Below is a letter that is written monthly for the benefit of Avondale Asset Management’s clients. It is reproduced here for informational purposes for the readers of this blog. If you are interested in receiving this letter monthly by email, sign up here.
Last fall I wrote about how economic expansions can often take place in three phases.
The first phase is the recovery phase. In that phase, investors have just been burned by a bear market and therefore still don’t really believe that the markets and economy are recovering. Sentiment in that phase is characterized by cynicism and fear and valuations are usually low. In the current bull market, this phase lasted from 2009-2011.
The second phase is the growth phase. As memories of the bear market fade away, investors begin to feel more comfortable committing capital to markets. By the end of the second phase, valuations usually rise to high but still somewhat rational levels and sentiment improves to become more optimistic. In the current bull market, this phase lasted from 2012-2014.
The third phase is the bubble phase; it is one that doesn’t always occur. The third phase is characterized by euphoria, greed and prices that disconnect from fundamentals. The marketplace takes on a casino mentality in which prices go up just for the sake of going up.
Today we sit at an investment crossroads. Since late September we have been in a transition between phases, but it’s not clear which direction we will go next. Down one path there is the possibility of the end of this cycle, which would bring a bear market. Down the other path is the prospect of a third phase, which would bring a level of excitement that we have not seen since the late 90s.
Up until now, I never thought that we would see a third phase in this cycle. The only three phase cycles that I’ve ever studied were the late 90s and late 20s. I did not think that we could have a repeat of the dot com era within two decades of the last bubble. But as I look around the marketplace, I’m no longer so convinced that we wont see a boom.
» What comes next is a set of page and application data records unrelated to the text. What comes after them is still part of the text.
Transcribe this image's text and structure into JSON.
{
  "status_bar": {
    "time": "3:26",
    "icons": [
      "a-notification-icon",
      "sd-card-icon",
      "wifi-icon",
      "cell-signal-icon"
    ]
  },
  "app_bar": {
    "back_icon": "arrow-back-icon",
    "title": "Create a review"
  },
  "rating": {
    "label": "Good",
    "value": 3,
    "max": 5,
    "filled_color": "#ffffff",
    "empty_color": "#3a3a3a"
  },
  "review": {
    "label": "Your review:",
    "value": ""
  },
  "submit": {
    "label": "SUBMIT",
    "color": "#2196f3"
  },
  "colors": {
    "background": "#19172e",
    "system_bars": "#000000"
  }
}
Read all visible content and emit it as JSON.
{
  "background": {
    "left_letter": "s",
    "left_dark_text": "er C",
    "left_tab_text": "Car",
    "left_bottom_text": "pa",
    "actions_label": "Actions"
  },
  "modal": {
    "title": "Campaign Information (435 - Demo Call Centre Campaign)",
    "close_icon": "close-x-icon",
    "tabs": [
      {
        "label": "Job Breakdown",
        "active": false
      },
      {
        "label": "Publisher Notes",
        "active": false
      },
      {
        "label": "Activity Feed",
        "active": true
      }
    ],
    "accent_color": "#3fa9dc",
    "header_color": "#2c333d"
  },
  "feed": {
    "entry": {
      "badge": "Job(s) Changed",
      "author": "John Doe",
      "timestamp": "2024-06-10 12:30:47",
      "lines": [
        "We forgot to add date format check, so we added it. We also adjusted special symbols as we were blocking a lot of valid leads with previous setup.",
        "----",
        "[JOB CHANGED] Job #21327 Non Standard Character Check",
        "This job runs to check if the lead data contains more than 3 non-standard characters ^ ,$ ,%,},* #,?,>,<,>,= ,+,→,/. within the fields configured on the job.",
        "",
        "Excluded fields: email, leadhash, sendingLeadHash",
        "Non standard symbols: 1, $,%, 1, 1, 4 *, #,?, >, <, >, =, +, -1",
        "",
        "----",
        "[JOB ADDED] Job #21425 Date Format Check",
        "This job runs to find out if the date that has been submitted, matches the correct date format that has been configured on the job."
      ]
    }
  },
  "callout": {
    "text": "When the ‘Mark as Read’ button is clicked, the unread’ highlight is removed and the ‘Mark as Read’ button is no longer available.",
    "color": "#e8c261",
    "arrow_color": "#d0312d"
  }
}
To be clear, on a fundamental level, I don’t see any reason that stock prices should continue to rise. Multiples have already expanded to extreme levels matching 1929, 1962 and 1987 (all three of which preceded 25%+ declines). Meanwhile, earnings growth has slowed meaningfully. In 2015 revenue for the S&P 500 is now projected to decline from 2014. Many people argue that stocks should rise to match low interest rates, but to accept that argument one would have to believe that interest rates are rationally priced. Thanks to central bank actions, fixed income markets may represent the greatest financial bubble in history.
Still, equity markets do seem to want to go higher, so without any fundamental underpinnings, a bubble is the only way for prices to continue the advance.
Let me say that I sincerely hope that we do not see a third phase of expansion. While a roaring bull market would certainly be exciting while it lasted, the aftermath of a three phase cycle has typically left the economy in tatters. If prices keep rising from here without a commensurate rise in earnings, there is nothing to be cheering about.
If we do enter a third phase, I am conflicted as to how we should react as investors. On the one hand the third phase of a cycle could pose an opportunity to make money. However, on the other hand, the third phase is the least predictable of any phase. There’s no telling where, when or how it could end, and once it does there is no fundamental safeguard to support purchases made at ethereal levels. It took 25 years for prices to recover after peaking in 1929. While that example may be extreme, it is still a possibility that capital committed today could be impaired for years into the future.
It’s also foolish to think that we are going to be able to get out before everyone else. There is nothing to say that a 1987-like crash couldn’t erase all paper gains within the course of a few days or a week. When there is no long term justification to hold our investments, we’re better off not holding them than trying to play a short term game.
As I’ve always written, valuation is our North Star. I will never purchase an asset that I believe to be uneconomically priced just because I think it’s “going higher.” I believe that this is the only responsible way to invest. We’ll keep navigating towards that North Star even if others drift off in another current, because we know that this is the only way for us to navigate our ship soundly so that we reach our long term objectives.
There may be some clients who feel differently though. If you are interested in taking on the risks associated with participating in a third phase of an advance, please contact me and we can work on a solution that’s right for you. My recommendation is unequivocal though. I think our greatest opportunity for profit is to continue sitting tight.
Scott Krisiloff, CFA